What needs to be done: Could you repeat the records below exactly, without the pictures?

Records shown:

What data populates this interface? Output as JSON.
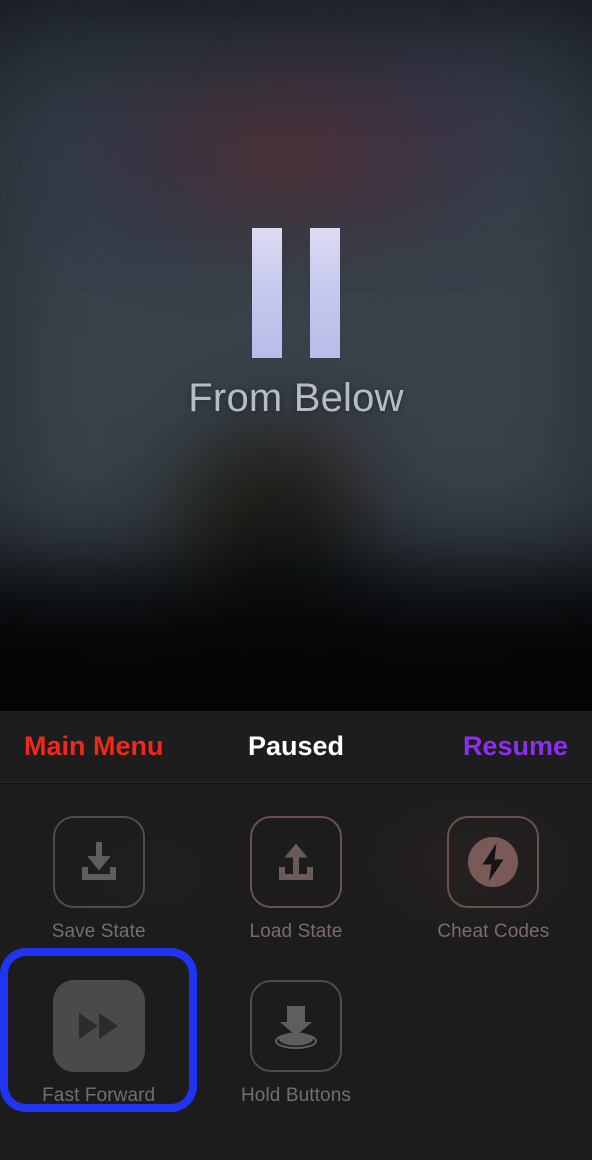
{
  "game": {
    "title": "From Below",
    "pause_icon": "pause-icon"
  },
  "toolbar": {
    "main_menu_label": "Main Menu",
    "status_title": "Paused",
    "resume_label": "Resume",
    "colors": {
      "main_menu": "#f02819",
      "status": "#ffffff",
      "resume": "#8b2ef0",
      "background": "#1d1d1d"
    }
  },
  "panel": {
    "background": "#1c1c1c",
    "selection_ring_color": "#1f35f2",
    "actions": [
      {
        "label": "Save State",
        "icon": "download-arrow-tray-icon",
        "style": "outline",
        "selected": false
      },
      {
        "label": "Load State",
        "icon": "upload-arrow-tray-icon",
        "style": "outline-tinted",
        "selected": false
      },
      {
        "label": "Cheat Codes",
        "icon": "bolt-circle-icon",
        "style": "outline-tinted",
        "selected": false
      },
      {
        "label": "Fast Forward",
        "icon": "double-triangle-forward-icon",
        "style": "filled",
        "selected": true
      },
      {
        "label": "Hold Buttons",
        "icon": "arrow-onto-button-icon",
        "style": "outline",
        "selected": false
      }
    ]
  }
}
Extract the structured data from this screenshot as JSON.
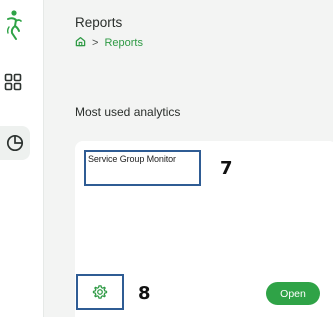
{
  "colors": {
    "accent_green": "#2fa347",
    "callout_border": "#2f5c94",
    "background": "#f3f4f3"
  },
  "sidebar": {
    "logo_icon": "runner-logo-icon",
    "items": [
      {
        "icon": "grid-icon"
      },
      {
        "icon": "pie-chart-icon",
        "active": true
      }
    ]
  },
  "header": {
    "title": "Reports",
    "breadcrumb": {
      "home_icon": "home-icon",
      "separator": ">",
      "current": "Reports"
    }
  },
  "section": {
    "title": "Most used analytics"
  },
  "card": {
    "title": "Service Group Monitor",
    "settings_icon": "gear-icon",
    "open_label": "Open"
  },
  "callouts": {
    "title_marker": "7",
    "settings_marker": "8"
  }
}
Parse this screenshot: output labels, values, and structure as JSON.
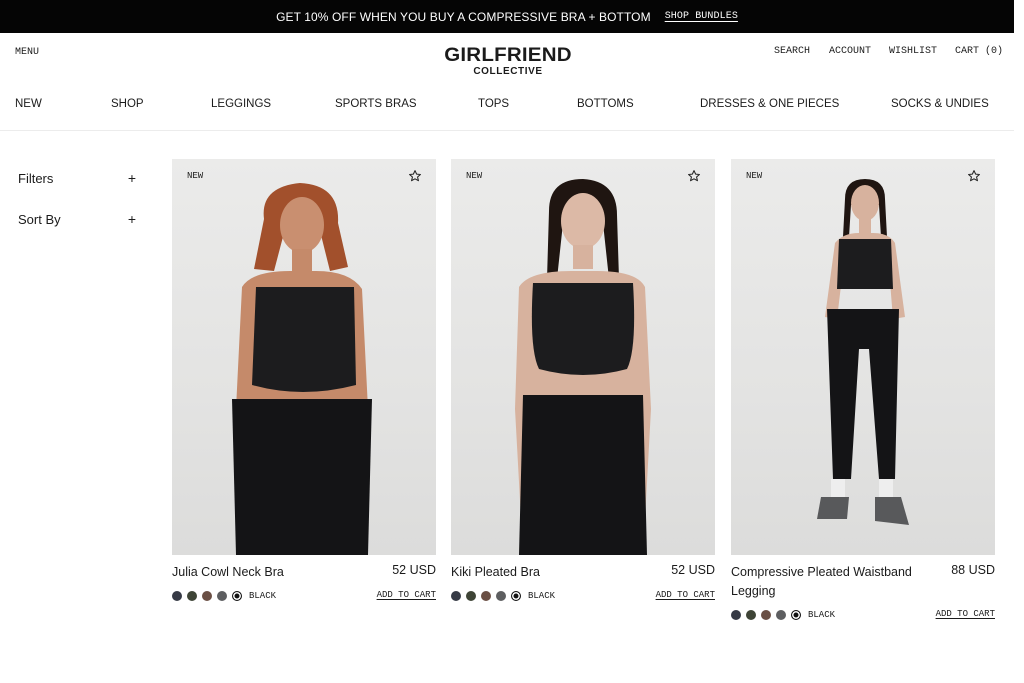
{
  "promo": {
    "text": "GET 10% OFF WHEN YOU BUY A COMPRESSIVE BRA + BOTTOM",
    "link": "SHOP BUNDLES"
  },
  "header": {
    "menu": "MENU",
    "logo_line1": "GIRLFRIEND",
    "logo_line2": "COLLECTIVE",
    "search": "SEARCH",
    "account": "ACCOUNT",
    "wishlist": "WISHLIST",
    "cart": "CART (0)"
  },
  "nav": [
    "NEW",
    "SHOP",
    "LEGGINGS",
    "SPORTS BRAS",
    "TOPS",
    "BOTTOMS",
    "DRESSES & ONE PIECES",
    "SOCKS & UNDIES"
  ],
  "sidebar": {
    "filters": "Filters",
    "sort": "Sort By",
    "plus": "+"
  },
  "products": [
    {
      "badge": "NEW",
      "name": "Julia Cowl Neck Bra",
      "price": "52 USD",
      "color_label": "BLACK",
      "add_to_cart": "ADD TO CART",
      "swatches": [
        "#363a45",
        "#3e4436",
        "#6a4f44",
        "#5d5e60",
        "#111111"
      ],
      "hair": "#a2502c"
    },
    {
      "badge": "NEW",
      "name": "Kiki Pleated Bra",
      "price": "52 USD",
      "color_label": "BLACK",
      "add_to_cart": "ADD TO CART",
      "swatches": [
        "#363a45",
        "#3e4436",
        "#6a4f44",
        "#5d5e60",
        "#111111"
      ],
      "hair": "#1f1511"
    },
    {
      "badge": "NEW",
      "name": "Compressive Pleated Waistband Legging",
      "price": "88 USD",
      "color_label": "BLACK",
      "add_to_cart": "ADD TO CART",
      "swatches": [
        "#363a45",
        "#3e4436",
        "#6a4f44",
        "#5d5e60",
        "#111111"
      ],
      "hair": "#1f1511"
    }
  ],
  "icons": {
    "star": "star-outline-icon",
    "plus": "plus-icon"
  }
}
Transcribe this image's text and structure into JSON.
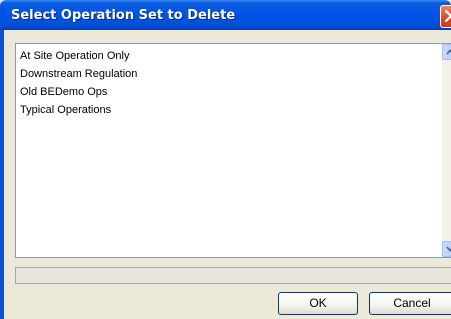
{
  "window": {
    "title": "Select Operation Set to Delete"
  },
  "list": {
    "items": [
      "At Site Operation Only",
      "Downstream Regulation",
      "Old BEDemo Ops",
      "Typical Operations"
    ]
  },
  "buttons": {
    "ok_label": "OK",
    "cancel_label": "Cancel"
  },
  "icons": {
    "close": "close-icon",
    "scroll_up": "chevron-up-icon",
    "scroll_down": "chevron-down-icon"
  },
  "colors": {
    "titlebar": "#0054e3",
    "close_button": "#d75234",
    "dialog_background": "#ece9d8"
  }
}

Solution to the problem:
What data populates this interface? Output as JSON.
{
  "game": {
    "title": "From Below",
    "pause_icon": "pause-icon"
  },
  "toolbar": {
    "main_menu_label": "Main Menu",
    "status_title": "Paused",
    "resume_label": "Resume",
    "colors": {
      "main_menu": "#f02819",
      "status": "#ffffff",
      "resume": "#8b2ef0",
      "background": "#1d1d1d"
    }
  },
  "panel": {
    "background": "#1c1c1c",
    "selection_ring_color": "#1f35f2",
    "actions": [
      {
        "label": "Save State",
        "icon": "download-arrow-tray-icon",
        "style": "outline",
        "selected": false
      },
      {
        "label": "Load State",
        "icon": "upload-arrow-tray-icon",
        "style": "outline-tinted",
        "selected": false
      },
      {
        "label": "Cheat Codes",
        "icon": "bolt-circle-icon",
        "style": "outline-tinted",
        "selected": false
      },
      {
        "label": "Fast Forward",
        "icon": "double-triangle-forward-icon",
        "style": "filled",
        "selected": true
      },
      {
        "label": "Hold Buttons",
        "icon": "arrow-onto-button-icon",
        "style": "outline",
        "selected": false
      }
    ]
  }
}
Extract the structured data from this screenshot as JSON.
{
  "colors": {
    "accent_green": "#2fa347",
    "callout_border": "#2f5c94",
    "background": "#f3f4f3"
  },
  "sidebar": {
    "logo_icon": "runner-logo-icon",
    "items": [
      {
        "icon": "grid-icon"
      },
      {
        "icon": "pie-chart-icon",
        "active": true
      }
    ]
  },
  "header": {
    "title": "Reports",
    "breadcrumb": {
      "home_icon": "home-icon",
      "separator": ">",
      "current": "Reports"
    }
  },
  "section": {
    "title": "Most used analytics"
  },
  "card": {
    "title": "Service Group Monitor",
    "settings_icon": "gear-icon",
    "open_label": "Open"
  },
  "callouts": {
    "title_marker": "7",
    "settings_marker": "8"
  }
}
Parse this screenshot: output labels, values, and structure as JSON.
{
  "promo": {
    "text": "GET 10% OFF WHEN YOU BUY A COMPRESSIVE BRA + BOTTOM",
    "link": "SHOP BUNDLES"
  },
  "header": {
    "menu": "MENU",
    "logo_line1": "GIRLFRIEND",
    "logo_line2": "COLLECTIVE",
    "search": "SEARCH",
    "account": "ACCOUNT",
    "wishlist": "WISHLIST",
    "cart": "CART (0)"
  },
  "nav": [
    "NEW",
    "SHOP",
    "LEGGINGS",
    "SPORTS BRAS",
    "TOPS",
    "BOTTOMS",
    "DRESSES & ONE PIECES",
    "SOCKS & UNDIES"
  ],
  "sidebar": {
    "filters": "Filters",
    "sort": "Sort By",
    "plus": "+"
  },
  "products": [
    {
      "badge": "NEW",
      "name": "Julia Cowl Neck Bra",
      "price": "52 USD",
      "color_label": "BLACK",
      "add_to_cart": "ADD TO CART",
      "swatches": [
        "#363a45",
        "#3e4436",
        "#6a4f44",
        "#5d5e60",
        "#111111"
      ],
      "hair": "#a2502c"
    },
    {
      "badge": "NEW",
      "name": "Kiki Pleated Bra",
      "price": "52 USD",
      "color_label": "BLACK",
      "add_to_cart": "ADD TO CART",
      "swatches": [
        "#363a45",
        "#3e4436",
        "#6a4f44",
        "#5d5e60",
        "#111111"
      ],
      "hair": "#1f1511"
    },
    {
      "badge": "NEW",
      "name": "Compressive Pleated Waistband Legging",
      "price": "88 USD",
      "color_label": "BLACK",
      "add_to_cart": "ADD TO CART",
      "swatches": [
        "#363a45",
        "#3e4436",
        "#6a4f44",
        "#5d5e60",
        "#111111"
      ],
      "hair": "#1f1511"
    }
  ],
  "icons": {
    "star": "star-outline-icon",
    "plus": "plus-icon"
  }
}
Transcribe this image's text and structure into JSON.
{
  "window": {
    "title": "Select Operation Set to Delete"
  },
  "list": {
    "items": [
      "At Site Operation Only",
      "Downstream Regulation",
      "Old BEDemo Ops",
      "Typical Operations"
    ]
  },
  "buttons": {
    "ok_label": "OK",
    "cancel_label": "Cancel"
  },
  "icons": {
    "close": "close-icon",
    "scroll_up": "chevron-up-icon",
    "scroll_down": "chevron-down-icon"
  },
  "colors": {
    "titlebar": "#0054e3",
    "close_button": "#d75234",
    "dialog_background": "#ece9d8"
  }
}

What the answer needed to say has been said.